Read arcs and inhibitor arc are now supported by all constructions (where meaningfull). Liveness analysis is faster for large graphs, and takes less memory. Many small improvements have been implemented, with a notable speedup for modes -P, -M, -E. Minor changes to tina commandline: added flags -stats, -d, removed flag -x, added digestfile argument.

May 2, 2008: Version 2.9.2 released

Version 2.9.2 is functionally equivalent to 2.9.0, but brings an improved memory management. The new memory management significantly improves the speed of all tina constructions, specially those not handling time constraints.

February 29, 2008: Version 2.9.0 released

Version 2.9.0 is a major release. Among many improvements it introduces static priorities, as explained in [15] and [16]: A transition is firable at some instant if no transition with higher priority is firable at the same instant. In absence of priorities, and besides minor ergonomic differences, 2.9.0 behaves exactly like 2.8.4 and is fully upward-compatible.

Priorities may be specified graphically by drawing arcs between transitions (the source has higher priority than the destination), or textually with "pr" declarations (check doc/formats/net.txt for details). The priority relation is the transitive closure of the specified relation, it must be irreflexive. The priority relation is checked when saving/loading/simulating/analyzing nets or explicitly by tools->check net. All tools support priorities. The tina constructions taking advantage of priorities are the reachability graph (mode -R) in absence of time constraints, and the strong state class graph (or zone graph, mode -S) if time constraints are present. The other constructions forget priorities (a proper warning is printed). The construction selected by default is assured to handle all features present in the net.

Besides priorities, the nd editor and other tools have been improved in an number of ways favoring robustness, ease of use and performances. All tools have been intensively tested over the last months.
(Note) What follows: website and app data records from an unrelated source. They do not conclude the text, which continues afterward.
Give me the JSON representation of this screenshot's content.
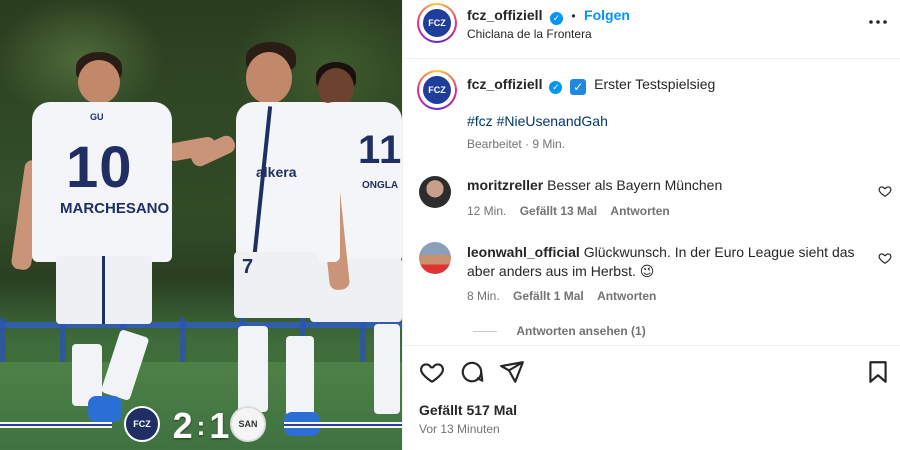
{
  "photo": {
    "players": [
      {
        "number": "10",
        "name": "MARCHESANO",
        "name_top": "GU"
      },
      {
        "number": "7",
        "shirt_text": "alkera"
      },
      {
        "number": "11",
        "name": "ONGLA"
      }
    ],
    "score": {
      "home": "2",
      "away": "1",
      "separator": ":"
    },
    "home_crest": "FCZ",
    "away_crest": "SAN"
  },
  "post": {
    "header": {
      "username": "fcz_offiziell",
      "dot": "•",
      "follow_label": "Folgen",
      "location": "Chiclana de la Frontera",
      "more_icon": "more-icon"
    },
    "caption": {
      "username": "fcz_offiziell",
      "text": "Erster Testspielsieg",
      "emoji": "✓",
      "hashtags": "#fcz #NieUsenandGah",
      "meta": "Bearbeitet · 9 Min."
    },
    "comments": [
      {
        "username": "moritzreller",
        "text": "Besser als Bayern München",
        "time": "12 Min.",
        "likes": "Gefällt 13 Mal",
        "reply": "Antworten"
      },
      {
        "username": "leonwahl_official",
        "text": "Glückwunsch. In der Euro League sieht das aber anders aus im Herbst. 😉",
        "time": "8 Min.",
        "likes": "Gefällt 1 Mal",
        "reply": "Antworten"
      }
    ],
    "view_replies": "Antworten ansehen (1)",
    "likes": "Gefällt 517 Mal",
    "time": "Vor 13 Minuten"
  },
  "colors": {
    "accent": "#0095f6",
    "hashtag": "#00376b",
    "secondary_text": "#737373",
    "club_blue": "#1f3e9b"
  }
}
January 9, 2008: Version 2.8.6 beta released

Besides the new targets, 2.8.6 is mostly a maintenance release. The visible changes from 2.8.4 include:

New targets: i86pc (for PCs under Solaris x86), intel-pc (a native version for macintels), and x86_64-linux (for 64 bit linuxes);

nd: The control menubar has been moved to a more standard place, making edition easier in fullscreen mode or on targets not supporting "focus-follows-mouse" (MacOS). The old behavior can be selected on the setup panel, if desired;

nd: The naming discipline for pasted nodes has been changed: suffixed names are replaced by generated names of form tn or pn. Again, the old behavior can be selected on the setup panel, if desired;

November 17, 2006: Version 2.8.4 released

Besides bug fixes and many small improvements, the changes from 2.8.0 to 2.8.4 essentially concern the tina tool:

tina now provides Popova's "essential states" method (tina -D/-F/-F1);

A variant of the coverability tree construction (-Cm n) allows one to set a marking threshold for unbounded places (see the man pages for details);

Constructions -S, -A and -U have been improved for nets with unbounded firing intervals: instead of the "clock domain relaxation" of [5], these constructions now use the simpler "normalization" operation proposed by Hadjidj/Boucheneb;

The ktz binary format for transition systems has been improved;

March 31, 2006: Version 2.8.0 released

2.8.0 is a major overhaul of the toolbox.

The internals have been restructured to accomodate new forthcoming features, and three new tools are available. Externally, the main visible changes are:
More and enriched input formats:
Three new tools: Also:

May 2, 2005: Version 2.7.4 released

2.7.4 mainly improves the nd editor and stepper simulator. Also, installation on Windows is simpler. The changes are:

December 20, 2004: Version 2.7.2 released

For Linux/Windows/Solaris, 2.7.2 is essentially a bug fixes and clean up release. The real novelty is availability of a version for MacOS X. The changes are:

October 1, 2004: Version 2.7.0 is now available

Version 2.7.0 brings major improvements over previous releases. The major changes are: